Project description:Delta-like 4 (DLL4) and Jagged1 (JAG1) are two key Notch ligands implicated in tumour angiogenesis. They were shown to have opposite effects on mouse retinal and adult regenerative angiogenesis. In tumours, both ligands are upregulated but their relative effects and interactions in tumour biology, particularly in tumour response to therapeutic intervention are unclear. Here we demonstrate that DLL4 and JAG1 displayed equal potency in stimulating Notch target genes in HMEC-1 endothelial cells but had opposing effects on sprouting angiogenesis in vitro. Mouse DLL4 or JAG1 expressed in glioblastoma cells decreased tumour cell proliferation in vitro but promoted tumour growth in vivo. mDLL4-expressing tumours showed fewer but larger vessels whereas mJAG1-tumours produced more vessels. In both tumour types pericyte coverage was decreased but the vessels were more perfused. Both ligands increased tumour resistance towards anti-VEGF therapy but the resistance was higher in mDLL4-tumours versus mJAG1-tumours. However, their sensitivity to the therapy was restored by blocking Notch signalling with dibenzazepine. Importantly, anti-DLL4 antibody blocked the effect of JAG1 on tumour growth and increased vessel branching in vivo. The mechanism behind the differential responsiveness was due to a positive feedback loop for DLL4-Notch signalling, rendering DLL4 more dominant in activating Notch signalling in the tumour microenvironment. We concluded that DLL4 and JAG1 promote tumour growth by modulating tumour angiogenesis via different mechanisms.
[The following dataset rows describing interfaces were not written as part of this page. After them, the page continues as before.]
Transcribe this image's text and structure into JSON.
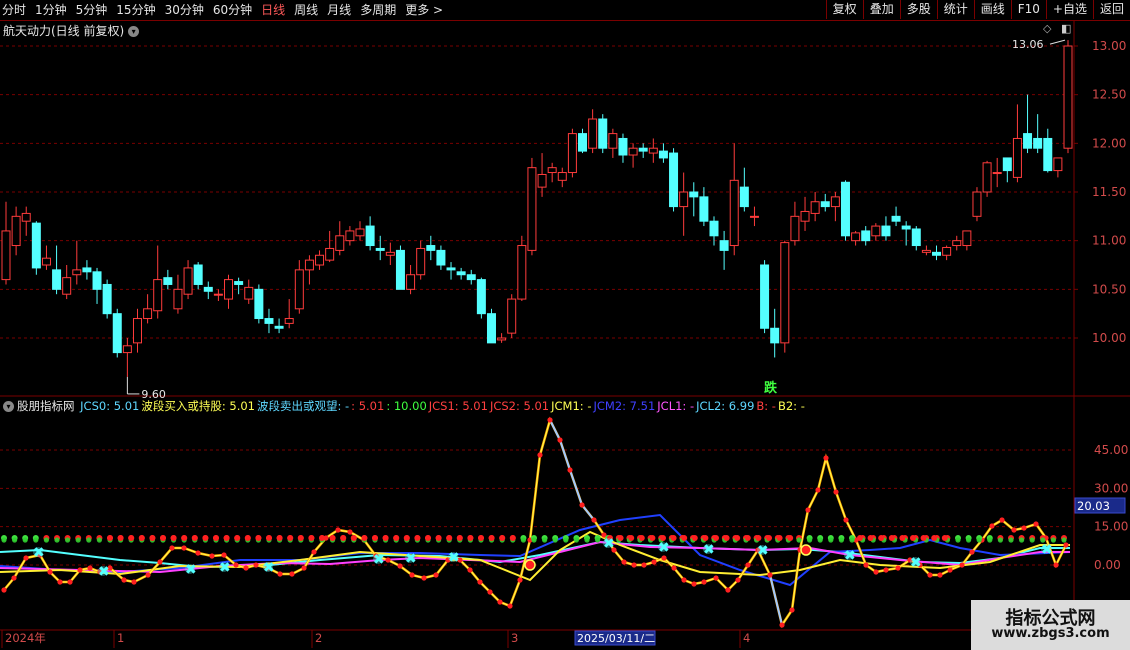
{
  "toolbar": {
    "left": [
      "分时",
      "1分钟",
      "5分钟",
      "15分钟",
      "30分钟",
      "60分钟",
      "日线",
      "周线",
      "月线",
      "多周期",
      "更多 >"
    ],
    "active": "日线",
    "right": [
      "复权",
      "叠加",
      "多股",
      "统计",
      "画线",
      "F10",
      "+自选",
      "返回"
    ]
  },
  "main_chart": {
    "title": "航天动力(日线 前复权)",
    "price_axis": [
      "13.00",
      "12.50",
      "12.00",
      "11.50",
      "11.00",
      "10.50",
      "10.00"
    ],
    "high_label": "13.06",
    "low_label": "9.60",
    "marker_label": "跌"
  },
  "indicator": {
    "name": "股朋指标网",
    "params": [
      {
        "text": "JCS0: 5.01",
        "color": "#5fd7ff"
      },
      {
        "text": "波段买入或持股: 5.01",
        "color": "#ffff55"
      },
      {
        "text": "波段卖出或观望: -",
        "color": "#5fd7ff"
      },
      {
        "text": ": 5.01",
        "color": "#ff4040"
      },
      {
        "text": ": 10.00",
        "color": "#40ff40"
      },
      {
        "text": "JCS1: 5.01",
        "color": "#ff4040"
      },
      {
        "text": "JCS2: 5.01",
        "color": "#ff4040"
      },
      {
        "text": "JCM1: -",
        "color": "#ffff55"
      },
      {
        "text": "JCM2: 7.51",
        "color": "#4040ff"
      },
      {
        "text": "JCL1: -",
        "color": "#ff55ff"
      },
      {
        "text": "JCL2: 6.99",
        "color": "#5fd7ff"
      },
      {
        "text": "B: -",
        "color": "#ff4040"
      },
      {
        "text": "B2: -",
        "color": "#ffff55"
      }
    ],
    "axis": [
      "45.00",
      "30.00",
      "15.00",
      "0.00"
    ],
    "current_value": "20.03"
  },
  "time_axis": {
    "labels": [
      "2024年",
      "1",
      "2",
      "3",
      "4"
    ],
    "cursor_date": "2025/03/11/二"
  },
  "watermark": {
    "line1": "指标公式网",
    "line2": "www.zbgs3.com"
  },
  "colors": {
    "up": "#ff3c3c",
    "down": "#54ffff",
    "grid": "#7a0000",
    "axis_text": "#d24b4b"
  },
  "chart_data": {
    "type": "candlestick",
    "title": "航天动力(日线 前复权)",
    "ylim": [
      9.5,
      13.2
    ],
    "candles": [
      {
        "o": 10.6,
        "h": 11.4,
        "l": 10.55,
        "c": 11.1
      },
      {
        "o": 10.95,
        "h": 11.35,
        "l": 10.85,
        "c": 11.25
      },
      {
        "o": 11.2,
        "h": 11.35,
        "l": 11.05,
        "c": 11.28
      },
      {
        "o": 11.18,
        "h": 11.2,
        "l": 10.65,
        "c": 10.72
      },
      {
        "o": 10.75,
        "h": 10.95,
        "l": 10.7,
        "c": 10.82
      },
      {
        "o": 10.7,
        "h": 10.95,
        "l": 10.45,
        "c": 10.5
      },
      {
        "o": 10.45,
        "h": 10.75,
        "l": 10.4,
        "c": 10.62
      },
      {
        "o": 10.65,
        "h": 11.0,
        "l": 10.55,
        "c": 10.7
      },
      {
        "o": 10.72,
        "h": 10.8,
        "l": 10.6,
        "c": 10.68
      },
      {
        "o": 10.68,
        "h": 10.72,
        "l": 10.35,
        "c": 10.5
      },
      {
        "o": 10.55,
        "h": 10.6,
        "l": 10.2,
        "c": 10.25
      },
      {
        "o": 10.25,
        "h": 10.3,
        "l": 9.8,
        "c": 9.85
      },
      {
        "o": 9.85,
        "h": 10.0,
        "l": 9.6,
        "c": 9.92
      },
      {
        "o": 9.95,
        "h": 10.3,
        "l": 9.85,
        "c": 10.2
      },
      {
        "o": 10.2,
        "h": 10.45,
        "l": 10.15,
        "c": 10.3
      },
      {
        "o": 10.28,
        "h": 10.95,
        "l": 10.2,
        "c": 10.6
      },
      {
        "o": 10.62,
        "h": 10.7,
        "l": 10.5,
        "c": 10.55
      },
      {
        "o": 10.3,
        "h": 10.65,
        "l": 10.25,
        "c": 10.5
      },
      {
        "o": 10.45,
        "h": 10.8,
        "l": 10.4,
        "c": 10.72
      },
      {
        "o": 10.75,
        "h": 10.78,
        "l": 10.5,
        "c": 10.55
      },
      {
        "o": 10.52,
        "h": 10.58,
        "l": 10.4,
        "c": 10.48
      },
      {
        "o": 10.45,
        "h": 10.5,
        "l": 10.38,
        "c": 10.45
      },
      {
        "o": 10.4,
        "h": 10.65,
        "l": 10.3,
        "c": 10.6
      },
      {
        "o": 10.58,
        "h": 10.62,
        "l": 10.45,
        "c": 10.55
      },
      {
        "o": 10.4,
        "h": 10.6,
        "l": 10.35,
        "c": 10.52
      },
      {
        "o": 10.5,
        "h": 10.55,
        "l": 10.15,
        "c": 10.2
      },
      {
        "o": 10.2,
        "h": 10.3,
        "l": 10.05,
        "c": 10.15
      },
      {
        "o": 10.12,
        "h": 10.2,
        "l": 10.05,
        "c": 10.1
      },
      {
        "o": 10.15,
        "h": 10.4,
        "l": 10.1,
        "c": 10.2
      },
      {
        "o": 10.3,
        "h": 10.8,
        "l": 10.25,
        "c": 10.7
      },
      {
        "o": 10.7,
        "h": 10.85,
        "l": 10.55,
        "c": 10.8
      },
      {
        "o": 10.75,
        "h": 10.9,
        "l": 10.7,
        "c": 10.85
      },
      {
        "o": 10.8,
        "h": 11.1,
        "l": 10.78,
        "c": 10.92
      },
      {
        "o": 10.9,
        "h": 11.2,
        "l": 10.85,
        "c": 11.05
      },
      {
        "o": 11.0,
        "h": 11.15,
        "l": 10.95,
        "c": 11.1
      },
      {
        "o": 11.05,
        "h": 11.2,
        "l": 11.0,
        "c": 11.12
      },
      {
        "o": 11.15,
        "h": 11.25,
        "l": 10.9,
        "c": 10.95
      },
      {
        "o": 10.92,
        "h": 11.05,
        "l": 10.8,
        "c": 10.9
      },
      {
        "o": 10.85,
        "h": 10.98,
        "l": 10.75,
        "c": 10.88
      },
      {
        "o": 10.9,
        "h": 10.95,
        "l": 10.5,
        "c": 10.5
      },
      {
        "o": 10.5,
        "h": 10.75,
        "l": 10.45,
        "c": 10.65
      },
      {
        "o": 10.65,
        "h": 11.0,
        "l": 10.6,
        "c": 10.92
      },
      {
        "o": 10.95,
        "h": 11.05,
        "l": 10.8,
        "c": 10.9
      },
      {
        "o": 10.9,
        "h": 10.95,
        "l": 10.7,
        "c": 10.75
      },
      {
        "o": 10.72,
        "h": 10.78,
        "l": 10.6,
        "c": 10.7
      },
      {
        "o": 10.68,
        "h": 10.72,
        "l": 10.6,
        "c": 10.65
      },
      {
        "o": 10.65,
        "h": 10.7,
        "l": 10.55,
        "c": 10.6
      },
      {
        "o": 10.6,
        "h": 10.62,
        "l": 10.2,
        "c": 10.25
      },
      {
        "o": 10.25,
        "h": 10.3,
        "l": 9.95,
        "c": 9.95
      },
      {
        "o": 9.98,
        "h": 10.05,
        "l": 9.95,
        "c": 10.0
      },
      {
        "o": 10.05,
        "h": 10.45,
        "l": 10.0,
        "c": 10.4
      },
      {
        "o": 10.4,
        "h": 11.05,
        "l": 10.38,
        "c": 10.95
      },
      {
        "o": 10.9,
        "h": 11.85,
        "l": 10.85,
        "c": 11.75
      },
      {
        "o": 11.55,
        "h": 11.9,
        "l": 11.45,
        "c": 11.68
      },
      {
        "o": 11.7,
        "h": 11.8,
        "l": 11.6,
        "c": 11.75
      },
      {
        "o": 11.62,
        "h": 11.75,
        "l": 11.55,
        "c": 11.7
      },
      {
        "o": 11.7,
        "h": 12.15,
        "l": 11.65,
        "c": 12.1
      },
      {
        "o": 12.1,
        "h": 12.15,
        "l": 11.9,
        "c": 11.92
      },
      {
        "o": 11.95,
        "h": 12.35,
        "l": 11.9,
        "c": 12.25
      },
      {
        "o": 12.25,
        "h": 12.3,
        "l": 11.9,
        "c": 11.95
      },
      {
        "o": 11.95,
        "h": 12.15,
        "l": 11.85,
        "c": 12.1
      },
      {
        "o": 12.05,
        "h": 12.1,
        "l": 11.8,
        "c": 11.88
      },
      {
        "o": 11.88,
        "h": 12.0,
        "l": 11.75,
        "c": 11.95
      },
      {
        "o": 11.95,
        "h": 12.0,
        "l": 11.85,
        "c": 11.92
      },
      {
        "o": 11.9,
        "h": 12.05,
        "l": 11.8,
        "c": 11.95
      },
      {
        "o": 11.92,
        "h": 12.0,
        "l": 11.8,
        "c": 11.85
      },
      {
        "o": 11.9,
        "h": 11.95,
        "l": 11.3,
        "c": 11.35
      },
      {
        "o": 11.35,
        "h": 11.7,
        "l": 11.05,
        "c": 11.5
      },
      {
        "o": 11.5,
        "h": 11.6,
        "l": 11.25,
        "c": 11.45
      },
      {
        "o": 11.45,
        "h": 11.55,
        "l": 11.15,
        "c": 11.2
      },
      {
        "o": 11.2,
        "h": 11.25,
        "l": 10.95,
        "c": 11.05
      },
      {
        "o": 11.0,
        "h": 11.1,
        "l": 10.7,
        "c": 10.9
      },
      {
        "o": 10.95,
        "h": 12.0,
        "l": 10.85,
        "c": 11.62
      },
      {
        "o": 11.55,
        "h": 11.75,
        "l": 11.3,
        "c": 11.35
      },
      {
        "o": 11.25,
        "h": 11.35,
        "l": 11.15,
        "c": 11.25
      },
      {
        "o": 10.75,
        "h": 10.8,
        "l": 10.05,
        "c": 10.1
      },
      {
        "o": 10.1,
        "h": 10.3,
        "l": 9.8,
        "c": 9.95
      },
      {
        "o": 9.95,
        "h": 11.0,
        "l": 9.85,
        "c": 10.98
      },
      {
        "o": 11.0,
        "h": 11.4,
        "l": 10.95,
        "c": 11.25
      },
      {
        "o": 11.2,
        "h": 11.45,
        "l": 11.1,
        "c": 11.3
      },
      {
        "o": 11.28,
        "h": 11.5,
        "l": 11.2,
        "c": 11.4
      },
      {
        "o": 11.4,
        "h": 11.48,
        "l": 11.3,
        "c": 11.35
      },
      {
        "o": 11.35,
        "h": 11.5,
        "l": 11.2,
        "c": 11.45
      },
      {
        "o": 11.6,
        "h": 11.62,
        "l": 11.0,
        "c": 11.05
      },
      {
        "o": 11.0,
        "h": 11.1,
        "l": 10.95,
        "c": 11.08
      },
      {
        "o": 11.1,
        "h": 11.15,
        "l": 10.95,
        "c": 11.0
      },
      {
        "o": 11.05,
        "h": 11.18,
        "l": 11.0,
        "c": 11.15
      },
      {
        "o": 11.15,
        "h": 11.25,
        "l": 11.0,
        "c": 11.05
      },
      {
        "o": 11.25,
        "h": 11.35,
        "l": 11.15,
        "c": 11.2
      },
      {
        "o": 11.15,
        "h": 11.2,
        "l": 10.95,
        "c": 11.12
      },
      {
        "o": 11.12,
        "h": 11.15,
        "l": 10.9,
        "c": 10.95
      },
      {
        "o": 10.88,
        "h": 10.95,
        "l": 10.85,
        "c": 10.9
      },
      {
        "o": 10.88,
        "h": 10.95,
        "l": 10.8,
        "c": 10.85
      },
      {
        "o": 10.85,
        "h": 10.95,
        "l": 10.8,
        "c": 10.93
      },
      {
        "o": 10.95,
        "h": 11.05,
        "l": 10.9,
        "c": 11.0
      },
      {
        "o": 10.95,
        "h": 11.1,
        "l": 10.9,
        "c": 11.1
      },
      {
        "o": 11.25,
        "h": 11.55,
        "l": 11.2,
        "c": 11.5
      },
      {
        "o": 11.5,
        "h": 11.82,
        "l": 11.45,
        "c": 11.8
      },
      {
        "o": 11.7,
        "h": 11.85,
        "l": 11.55,
        "c": 11.7
      },
      {
        "o": 11.85,
        "h": 11.8,
        "l": 11.6,
        "c": 11.72
      },
      {
        "o": 11.65,
        "h": 12.4,
        "l": 11.6,
        "c": 12.05
      },
      {
        "o": 12.1,
        "h": 12.5,
        "l": 11.9,
        "c": 11.95
      },
      {
        "o": 12.05,
        "h": 12.3,
        "l": 11.9,
        "c": 11.95
      },
      {
        "o": 12.05,
        "h": 12.15,
        "l": 11.7,
        "c": 11.72
      },
      {
        "o": 11.72,
        "h": 11.85,
        "l": 11.65,
        "c": 11.85
      },
      {
        "o": 11.95,
        "h": 13.06,
        "l": 11.9,
        "c": 13.0
      }
    ]
  }
}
JAG1 is not antagonistic but utilises DLL4 in tumour angiogenesis. The results suggest that anti-JAG1 therapy should be explored in conjunction with anti-DLL4 treatment in developing anti-Notch therapies in clinics.